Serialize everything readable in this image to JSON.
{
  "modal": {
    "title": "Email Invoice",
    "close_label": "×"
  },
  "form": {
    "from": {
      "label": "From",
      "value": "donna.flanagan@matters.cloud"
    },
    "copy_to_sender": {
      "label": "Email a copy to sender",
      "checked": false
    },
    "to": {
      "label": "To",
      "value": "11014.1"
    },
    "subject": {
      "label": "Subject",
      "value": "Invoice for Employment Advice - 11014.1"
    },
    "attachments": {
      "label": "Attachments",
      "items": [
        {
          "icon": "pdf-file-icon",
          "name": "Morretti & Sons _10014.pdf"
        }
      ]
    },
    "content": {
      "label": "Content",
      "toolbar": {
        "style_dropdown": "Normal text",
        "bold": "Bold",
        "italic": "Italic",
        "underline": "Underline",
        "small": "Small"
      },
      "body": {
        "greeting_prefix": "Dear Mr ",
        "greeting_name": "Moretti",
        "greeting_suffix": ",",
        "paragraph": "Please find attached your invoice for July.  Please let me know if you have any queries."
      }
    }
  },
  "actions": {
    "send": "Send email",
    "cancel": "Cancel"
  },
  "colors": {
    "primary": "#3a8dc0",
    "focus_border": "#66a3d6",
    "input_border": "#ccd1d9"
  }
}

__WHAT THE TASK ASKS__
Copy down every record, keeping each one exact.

__ANSWER SPACE__
Serialize everything readable in this image to JSON.
{
  "modal": {
    "title": "Email Invoice",
    "close_label": "×"
  },
  "form": {
    "from": {
      "label": "From",
      "value": "donna.flanagan@matters.cloud"
    },
    "copy_to_sender": {
      "label": "Email a copy to sender",
      "checked": false
    },
    "to": {
      "label": "To",
      "value": "11014.1"
    },
    "subject": {
      "label": "Subject",
      "value": "Invoice for Employment Advice - 11014.1"
    },
    "attachments": {
      "label": "Attachments",
      "items": [
        {
          "icon": "pdf-file-icon",
          "name": "Morretti & Sons _10014.pdf"
        }
      ]
    },
    "content": {
      "label": "Content",
      "toolbar": {
        "style_dropdown": "Normal text",
        "bold": "Bold",
        "italic": "Italic",
        "underline": "Underline",
        "small": "Small"
      },
      "body": {
        "greeting_prefix": "Dear Mr ",
        "greeting_name": "Moretti",
        "greeting_suffix": ",",
        "paragraph": "Please find attached your invoice for July.  Please let me know if you have any queries."
      }
    }
  },
  "actions": {
    "send": "Send email",
    "cancel": "Cancel"
  },
  "colors": {
    "primary": "#3a8dc0",
    "focus_border": "#66a3d6",
    "input_border": "#ccd1d9"
  }
}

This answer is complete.